Survival and growth rate
Some mortalities (10-20%) will occur soon after PL are stocked, even when the conditions are ideal. To determine the rate of survival, a sub-sample of the animals should be evaluated within a mesh bag (cage) suspended above the pond bottom. If the survival is poor after 24 to 48 h, stock more PL, unless poor water quality was the cause of the mortalities. Over-stocking is much easier to remedy later than under-stocking. Total survival from stocking (or re-stocking) until removal from the nursery ponds should be at least 75%. The weight of the prawns at the end of the outdoor nursery period should be about 0.8-2.0 g, but the time taken to reach those sizes will depend on local conditions.

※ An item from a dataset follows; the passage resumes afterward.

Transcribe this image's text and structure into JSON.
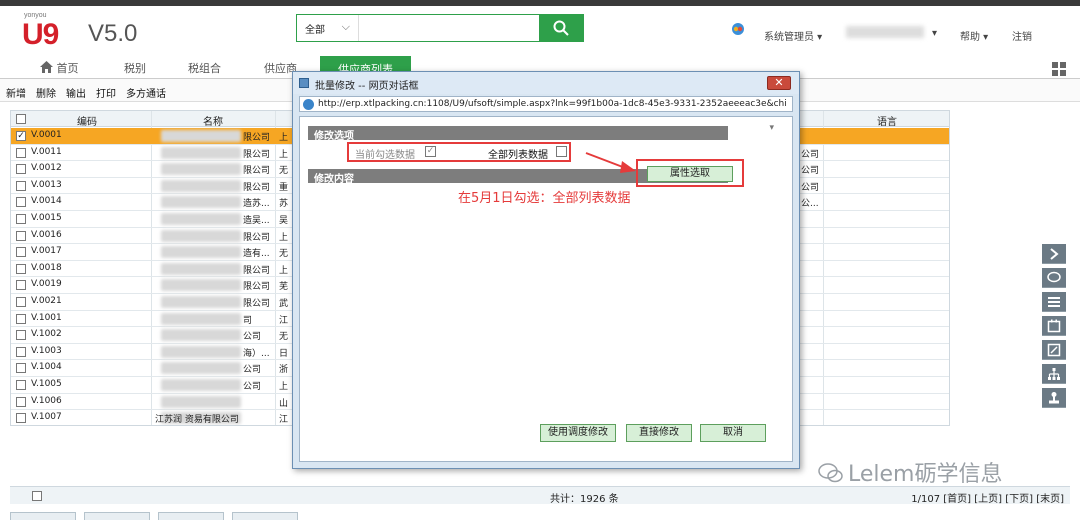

Harvesting, grading, and transport
You can harvest juvenile prawns by seining your ponds two or three times with a 5 to 6 mm mesh seine, or by emptying them completely. If you use drainage, the juveniles should be trapped in a large catch basin or box at the end of the outlet. The catch structure should not stress the prawns. Polypropylene boxes or tanks filled with water from the nursery pond and kept aerated, can be used to transport the juveniles to the grow-out ponds if they are close by. More care needs to be taken if you are taking them to sites further away (see the section on transport of PL). You should estimate the numbers of juveniles harvested (Annex 6) and transported to the grow-out ponds. There are some advantages in grading the juveniles into two or three groups, depending on their average weight, before stocking them into separate grow-out facilities. This decreases competition in grow-out ponds by reducing HIG (Annex 8) and increases productivity. Grading is discussed in the grow-out section of this manual.
Multi-phase nursery systems
A number of multi-phase nursery systems have been developed for research and commercial systems. The simplest system, developed in Israel, involved stocking ponds with newly metamorphosed PL at 1 000 to 10 000/m3 in the first phase. 15 to 30 days later they were transferred into second phase ponds at 100 to 200/m2 for a further 60 day period. Survival rates of 92% (phase 1) and 85% (phase 2) were achieved. Other multiphase systems have been modelled or commercially applied but are not described here because they are complex and/or their true value has not been adequately demonstrated. Further details can be found in Alston and Sampaio (2000).
Nursing in cages
Some research work on nursing postlarvae in cages has been carried out. These involved the rearing of newly metamorphosed PL (stocked at initial densities of 2-10 PL/L) in 2 x 1 x 1 m and 1 x 0.5 x 0.7 m cages for 20 days. The prawns grew to 50 mg at the lowest and 30 mg at the highest stocking densities. Survival rates were not significantly different up to a stocking density of 8 PL/L. Another experiment involved the stocking of 0.19 g juveniles at 50 and 100 prawns/m2; the prawns grew to 3.2 and 2.4 g in 2 months, with survival rates of 86% and 75%, respectively. A further experiment stocked with 0.05g juveniles at 100-800/m2 and reared them for 60 days in similar cages; the prawns reached 0.35-0.79g.
Research on this topic is sparse and the results need to be confirmed on commercial farms. At the time this manual is being prepared, the operation of cage nurseries is therefore not yet recommended for commercial practice. This does not mean that the practice has no potential value, simply that no clear recommendations can be made at this time.